Activity => Select the lines below containing the word "true".

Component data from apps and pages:

****************************************

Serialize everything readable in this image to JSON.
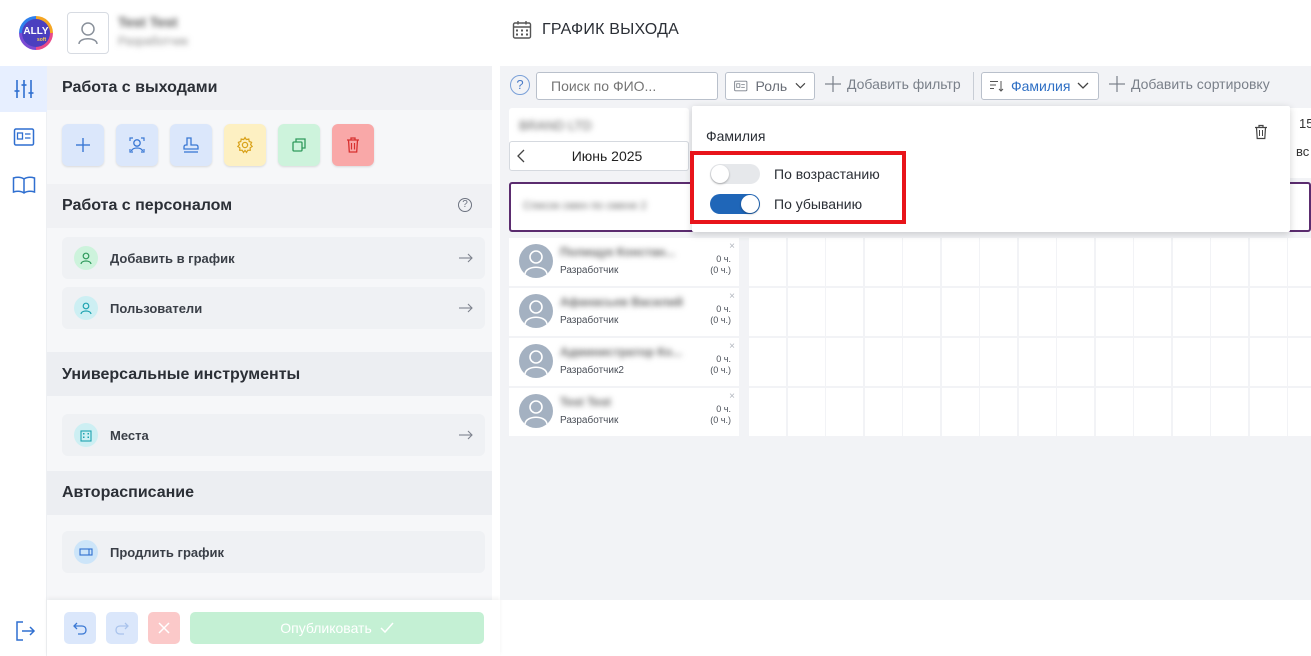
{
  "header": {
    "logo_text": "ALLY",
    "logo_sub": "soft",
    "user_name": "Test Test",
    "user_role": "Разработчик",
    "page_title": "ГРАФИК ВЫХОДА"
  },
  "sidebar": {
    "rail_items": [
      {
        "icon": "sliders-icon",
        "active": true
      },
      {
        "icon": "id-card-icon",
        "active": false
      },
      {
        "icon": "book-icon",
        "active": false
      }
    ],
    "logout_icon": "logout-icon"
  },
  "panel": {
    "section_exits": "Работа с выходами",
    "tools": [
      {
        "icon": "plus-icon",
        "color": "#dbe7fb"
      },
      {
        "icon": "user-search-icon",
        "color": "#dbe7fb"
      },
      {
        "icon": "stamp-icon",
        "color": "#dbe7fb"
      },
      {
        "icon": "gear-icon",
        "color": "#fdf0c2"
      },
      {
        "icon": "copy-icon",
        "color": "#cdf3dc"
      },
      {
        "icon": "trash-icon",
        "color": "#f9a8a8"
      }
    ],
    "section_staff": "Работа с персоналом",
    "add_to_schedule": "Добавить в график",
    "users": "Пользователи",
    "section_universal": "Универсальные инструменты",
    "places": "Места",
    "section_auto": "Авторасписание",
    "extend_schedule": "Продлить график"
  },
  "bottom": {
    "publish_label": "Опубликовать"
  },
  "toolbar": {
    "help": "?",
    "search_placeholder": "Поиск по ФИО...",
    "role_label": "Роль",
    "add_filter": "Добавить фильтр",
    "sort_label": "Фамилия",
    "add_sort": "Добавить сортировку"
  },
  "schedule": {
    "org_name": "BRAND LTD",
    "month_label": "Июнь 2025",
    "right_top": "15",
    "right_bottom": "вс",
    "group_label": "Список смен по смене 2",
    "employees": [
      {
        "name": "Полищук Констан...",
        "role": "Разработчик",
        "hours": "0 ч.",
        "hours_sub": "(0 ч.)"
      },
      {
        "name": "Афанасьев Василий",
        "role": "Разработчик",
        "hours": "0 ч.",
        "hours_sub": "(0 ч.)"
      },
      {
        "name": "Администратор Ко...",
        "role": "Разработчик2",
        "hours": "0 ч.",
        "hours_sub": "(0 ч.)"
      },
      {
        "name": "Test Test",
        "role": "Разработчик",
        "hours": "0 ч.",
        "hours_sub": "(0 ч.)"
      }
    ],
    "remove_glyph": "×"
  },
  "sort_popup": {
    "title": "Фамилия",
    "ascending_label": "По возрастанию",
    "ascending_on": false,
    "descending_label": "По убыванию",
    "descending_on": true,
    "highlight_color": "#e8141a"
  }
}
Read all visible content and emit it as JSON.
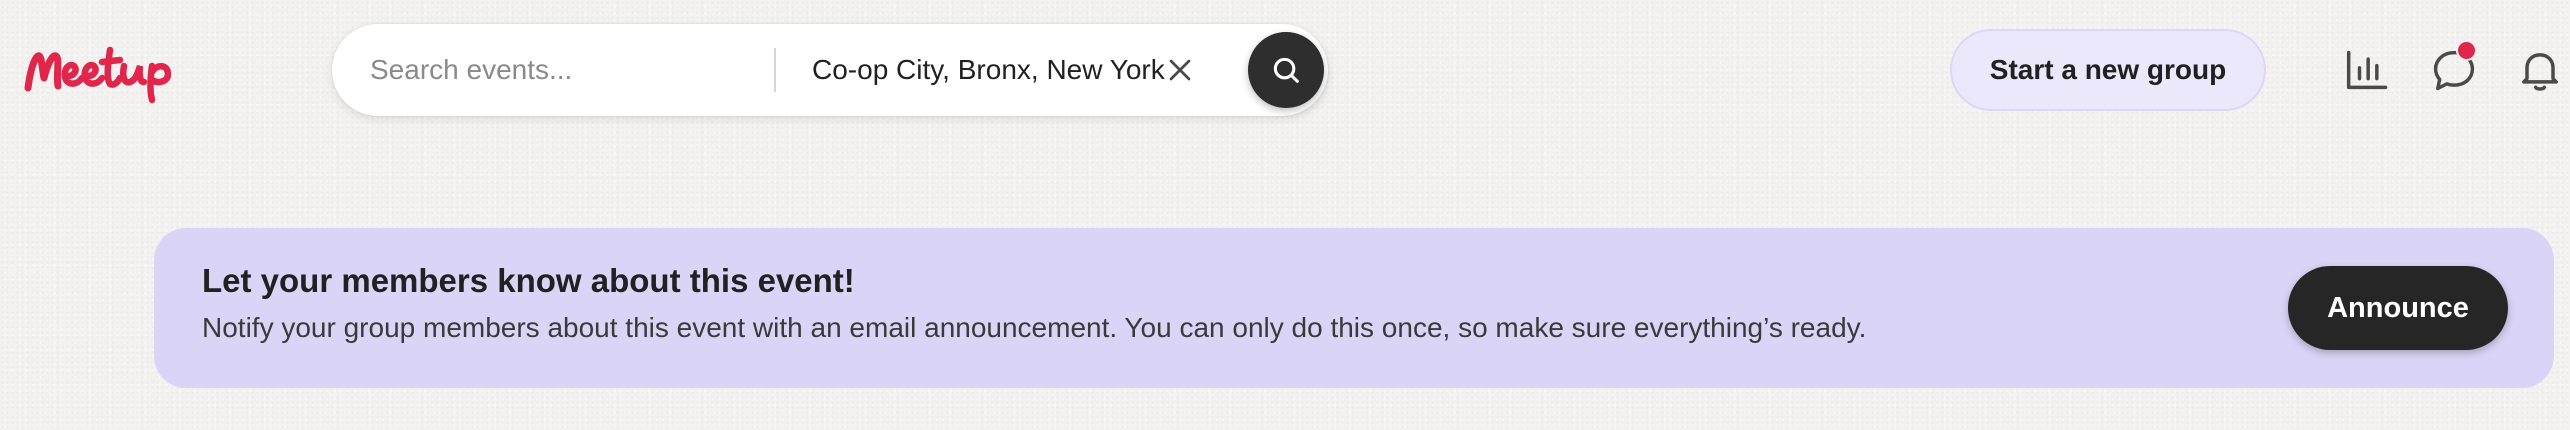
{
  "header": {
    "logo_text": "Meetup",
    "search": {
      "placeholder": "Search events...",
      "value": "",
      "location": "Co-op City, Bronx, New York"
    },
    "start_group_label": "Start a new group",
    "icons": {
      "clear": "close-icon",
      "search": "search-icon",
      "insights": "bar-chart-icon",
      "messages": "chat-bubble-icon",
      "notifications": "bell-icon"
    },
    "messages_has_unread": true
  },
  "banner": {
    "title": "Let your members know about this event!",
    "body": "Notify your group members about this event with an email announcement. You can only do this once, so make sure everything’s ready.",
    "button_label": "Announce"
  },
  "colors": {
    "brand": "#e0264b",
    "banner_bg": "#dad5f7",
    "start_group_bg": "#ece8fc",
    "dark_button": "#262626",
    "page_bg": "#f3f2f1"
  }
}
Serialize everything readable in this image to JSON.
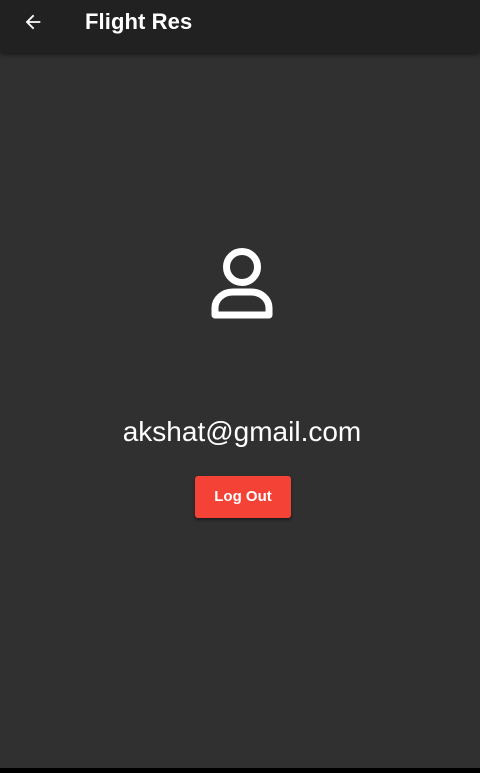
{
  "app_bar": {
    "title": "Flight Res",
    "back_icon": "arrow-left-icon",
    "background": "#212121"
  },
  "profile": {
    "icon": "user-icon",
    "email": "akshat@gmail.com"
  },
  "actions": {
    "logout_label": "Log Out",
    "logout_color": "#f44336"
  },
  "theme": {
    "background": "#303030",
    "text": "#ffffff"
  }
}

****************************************

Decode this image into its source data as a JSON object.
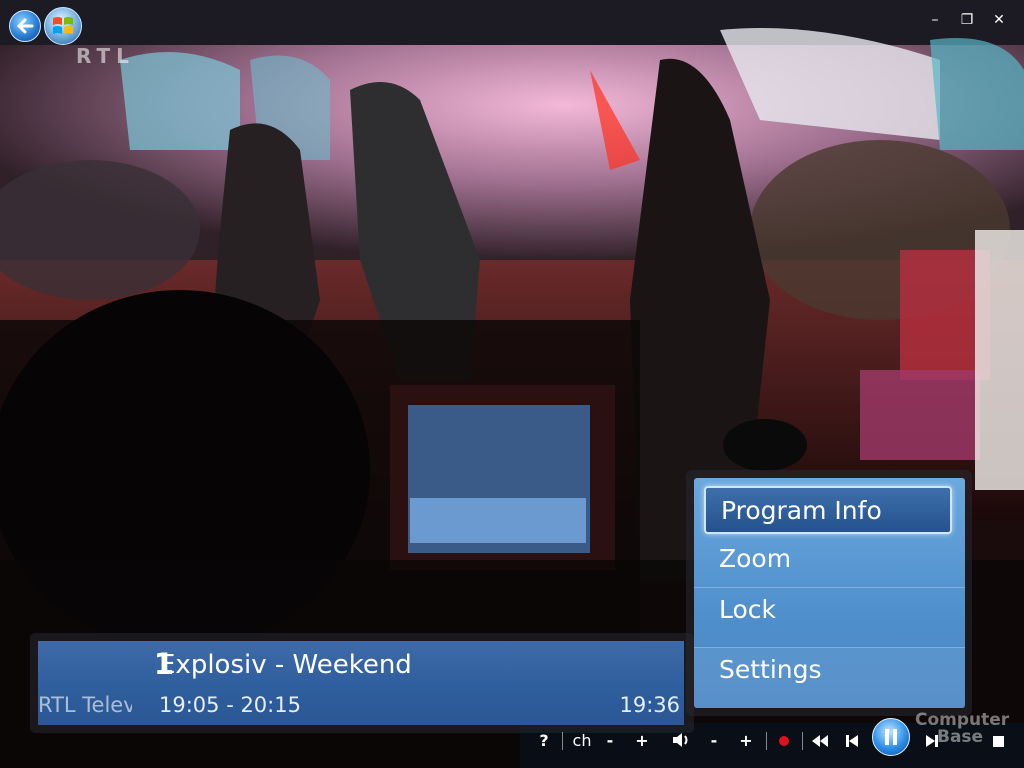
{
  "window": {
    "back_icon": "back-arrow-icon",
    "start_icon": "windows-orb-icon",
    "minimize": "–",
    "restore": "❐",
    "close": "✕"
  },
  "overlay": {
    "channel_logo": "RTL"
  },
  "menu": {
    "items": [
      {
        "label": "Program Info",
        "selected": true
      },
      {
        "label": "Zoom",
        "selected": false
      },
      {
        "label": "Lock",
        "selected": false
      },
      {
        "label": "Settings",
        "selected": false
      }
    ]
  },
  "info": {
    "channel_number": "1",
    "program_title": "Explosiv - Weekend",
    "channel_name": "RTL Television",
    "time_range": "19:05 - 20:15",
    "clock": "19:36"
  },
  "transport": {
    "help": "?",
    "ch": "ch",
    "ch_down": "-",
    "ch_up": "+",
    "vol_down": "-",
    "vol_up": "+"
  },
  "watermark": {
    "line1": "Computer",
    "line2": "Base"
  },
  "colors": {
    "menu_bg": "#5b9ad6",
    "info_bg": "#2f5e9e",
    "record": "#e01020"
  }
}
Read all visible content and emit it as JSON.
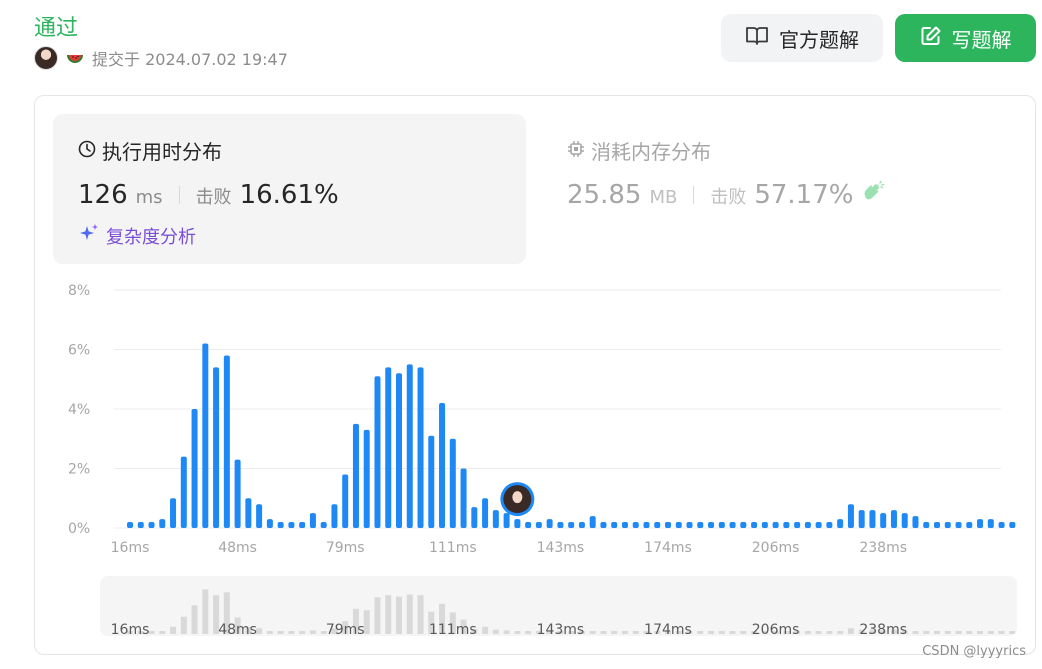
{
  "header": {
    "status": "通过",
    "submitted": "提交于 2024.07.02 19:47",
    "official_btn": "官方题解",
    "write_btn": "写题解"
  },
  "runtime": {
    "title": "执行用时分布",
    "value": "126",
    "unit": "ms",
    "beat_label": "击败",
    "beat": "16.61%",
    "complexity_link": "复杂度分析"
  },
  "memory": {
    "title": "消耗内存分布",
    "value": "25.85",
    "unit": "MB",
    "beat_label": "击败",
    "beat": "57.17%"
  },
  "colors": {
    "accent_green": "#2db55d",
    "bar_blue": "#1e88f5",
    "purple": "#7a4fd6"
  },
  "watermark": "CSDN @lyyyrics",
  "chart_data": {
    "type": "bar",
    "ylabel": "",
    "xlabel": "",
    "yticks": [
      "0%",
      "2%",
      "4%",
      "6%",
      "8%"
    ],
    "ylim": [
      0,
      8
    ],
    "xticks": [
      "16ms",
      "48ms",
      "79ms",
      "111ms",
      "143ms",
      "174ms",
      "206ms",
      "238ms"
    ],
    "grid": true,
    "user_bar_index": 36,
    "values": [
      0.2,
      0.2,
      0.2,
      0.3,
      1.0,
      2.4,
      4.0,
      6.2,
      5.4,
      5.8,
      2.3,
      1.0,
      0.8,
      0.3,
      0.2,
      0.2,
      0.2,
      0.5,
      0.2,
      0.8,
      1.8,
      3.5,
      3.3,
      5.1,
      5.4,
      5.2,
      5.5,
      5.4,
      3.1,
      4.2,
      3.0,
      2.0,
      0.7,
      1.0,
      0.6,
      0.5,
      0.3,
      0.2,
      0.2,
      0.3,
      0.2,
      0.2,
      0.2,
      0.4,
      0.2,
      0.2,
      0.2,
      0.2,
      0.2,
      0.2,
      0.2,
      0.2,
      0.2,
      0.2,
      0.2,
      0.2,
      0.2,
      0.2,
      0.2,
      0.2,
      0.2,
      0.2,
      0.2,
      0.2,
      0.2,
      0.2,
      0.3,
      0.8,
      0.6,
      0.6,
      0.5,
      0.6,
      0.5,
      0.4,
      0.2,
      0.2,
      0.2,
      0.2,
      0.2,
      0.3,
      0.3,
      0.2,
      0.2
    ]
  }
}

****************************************

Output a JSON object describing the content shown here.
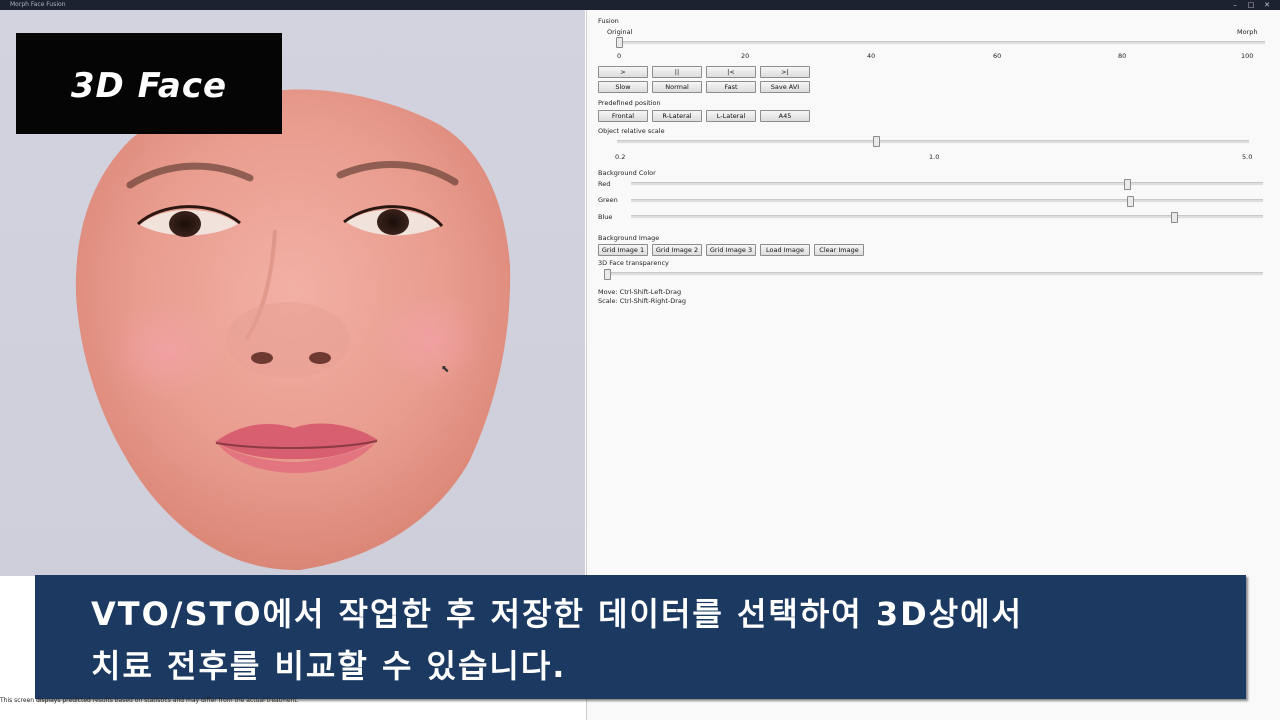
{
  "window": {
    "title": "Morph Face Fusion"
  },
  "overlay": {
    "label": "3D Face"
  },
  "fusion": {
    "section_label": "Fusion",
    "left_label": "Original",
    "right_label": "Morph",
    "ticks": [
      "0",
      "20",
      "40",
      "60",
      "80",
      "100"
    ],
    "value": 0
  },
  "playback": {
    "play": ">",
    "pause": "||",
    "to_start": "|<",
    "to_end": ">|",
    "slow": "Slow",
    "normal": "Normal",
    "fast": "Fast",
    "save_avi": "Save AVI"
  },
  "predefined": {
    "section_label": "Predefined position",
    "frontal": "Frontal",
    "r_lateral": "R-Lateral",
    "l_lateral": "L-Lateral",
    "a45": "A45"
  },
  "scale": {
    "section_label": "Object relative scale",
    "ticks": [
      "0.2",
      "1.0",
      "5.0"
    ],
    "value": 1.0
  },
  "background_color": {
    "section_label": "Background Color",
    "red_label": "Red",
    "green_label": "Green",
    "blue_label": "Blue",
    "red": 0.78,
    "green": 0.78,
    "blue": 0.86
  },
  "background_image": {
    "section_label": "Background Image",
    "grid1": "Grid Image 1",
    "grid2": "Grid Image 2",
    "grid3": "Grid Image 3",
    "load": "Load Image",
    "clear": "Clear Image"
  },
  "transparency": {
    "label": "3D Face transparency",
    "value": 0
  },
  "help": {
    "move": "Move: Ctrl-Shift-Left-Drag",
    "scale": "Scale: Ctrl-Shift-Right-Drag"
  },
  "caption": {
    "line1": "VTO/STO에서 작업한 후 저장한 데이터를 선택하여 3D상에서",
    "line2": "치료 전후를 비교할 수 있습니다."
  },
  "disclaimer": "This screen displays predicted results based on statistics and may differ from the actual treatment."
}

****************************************

Worked solution =>
        "active": true
    "descending_on": true,
    "messages_has_unread": true
        "selected": true
    "grid": true,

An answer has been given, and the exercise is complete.